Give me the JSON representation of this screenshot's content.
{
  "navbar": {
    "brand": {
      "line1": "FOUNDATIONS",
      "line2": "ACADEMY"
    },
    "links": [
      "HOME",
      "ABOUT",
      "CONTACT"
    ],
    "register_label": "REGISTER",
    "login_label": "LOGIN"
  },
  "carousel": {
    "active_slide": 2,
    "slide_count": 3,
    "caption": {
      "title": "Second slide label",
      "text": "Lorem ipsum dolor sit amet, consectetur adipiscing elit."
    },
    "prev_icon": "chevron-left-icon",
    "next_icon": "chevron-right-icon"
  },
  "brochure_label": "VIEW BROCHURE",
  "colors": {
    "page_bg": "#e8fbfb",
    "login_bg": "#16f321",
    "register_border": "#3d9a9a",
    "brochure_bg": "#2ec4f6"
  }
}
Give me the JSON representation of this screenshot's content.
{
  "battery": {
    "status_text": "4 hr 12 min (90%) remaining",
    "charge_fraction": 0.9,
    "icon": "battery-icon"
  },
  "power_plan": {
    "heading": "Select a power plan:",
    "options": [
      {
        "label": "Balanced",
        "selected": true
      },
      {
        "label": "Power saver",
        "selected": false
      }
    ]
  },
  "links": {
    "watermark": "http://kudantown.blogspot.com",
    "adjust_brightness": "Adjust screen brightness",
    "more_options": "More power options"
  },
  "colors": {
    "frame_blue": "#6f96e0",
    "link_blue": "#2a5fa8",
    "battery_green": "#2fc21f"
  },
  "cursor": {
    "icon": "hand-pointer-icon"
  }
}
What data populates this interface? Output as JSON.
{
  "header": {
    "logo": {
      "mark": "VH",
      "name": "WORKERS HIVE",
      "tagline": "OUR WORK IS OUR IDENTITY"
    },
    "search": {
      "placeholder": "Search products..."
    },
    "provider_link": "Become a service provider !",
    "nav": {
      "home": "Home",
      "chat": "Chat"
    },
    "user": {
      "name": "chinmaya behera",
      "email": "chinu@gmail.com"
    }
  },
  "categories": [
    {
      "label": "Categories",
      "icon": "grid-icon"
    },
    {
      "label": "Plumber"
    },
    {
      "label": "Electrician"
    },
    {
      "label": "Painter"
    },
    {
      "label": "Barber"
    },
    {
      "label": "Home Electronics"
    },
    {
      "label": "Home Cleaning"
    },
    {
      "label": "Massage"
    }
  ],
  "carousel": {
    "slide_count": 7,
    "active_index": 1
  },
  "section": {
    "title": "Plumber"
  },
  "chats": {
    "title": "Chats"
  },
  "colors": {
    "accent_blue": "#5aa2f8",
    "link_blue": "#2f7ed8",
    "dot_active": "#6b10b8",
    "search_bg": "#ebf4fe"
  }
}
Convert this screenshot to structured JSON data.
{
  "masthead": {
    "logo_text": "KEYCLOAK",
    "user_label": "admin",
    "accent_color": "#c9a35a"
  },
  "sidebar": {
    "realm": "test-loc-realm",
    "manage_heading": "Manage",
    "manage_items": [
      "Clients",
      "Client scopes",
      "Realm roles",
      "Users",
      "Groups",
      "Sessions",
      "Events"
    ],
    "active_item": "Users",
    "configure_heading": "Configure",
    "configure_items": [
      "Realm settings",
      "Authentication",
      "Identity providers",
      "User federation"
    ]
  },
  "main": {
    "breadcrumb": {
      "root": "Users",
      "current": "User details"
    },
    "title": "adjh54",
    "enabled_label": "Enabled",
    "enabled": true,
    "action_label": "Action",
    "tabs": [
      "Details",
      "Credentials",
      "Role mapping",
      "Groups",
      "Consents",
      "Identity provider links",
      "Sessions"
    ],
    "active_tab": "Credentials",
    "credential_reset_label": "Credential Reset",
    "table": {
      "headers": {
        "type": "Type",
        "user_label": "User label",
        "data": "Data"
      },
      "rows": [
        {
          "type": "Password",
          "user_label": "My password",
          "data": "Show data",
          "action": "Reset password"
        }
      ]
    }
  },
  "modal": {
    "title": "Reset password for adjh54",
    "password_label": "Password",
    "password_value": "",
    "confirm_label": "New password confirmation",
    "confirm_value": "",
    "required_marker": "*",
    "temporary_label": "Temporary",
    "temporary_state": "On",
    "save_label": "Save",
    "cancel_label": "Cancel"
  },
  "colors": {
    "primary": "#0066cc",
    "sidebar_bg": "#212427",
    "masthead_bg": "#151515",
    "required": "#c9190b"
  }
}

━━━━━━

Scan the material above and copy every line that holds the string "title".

#### EXPECTED OUTPUT:
      "title": "Second slide label",
    "title": "Plumber"
    "title": "Chats"
    "title": "adjh54",
    "title": "Reset password for adjh54",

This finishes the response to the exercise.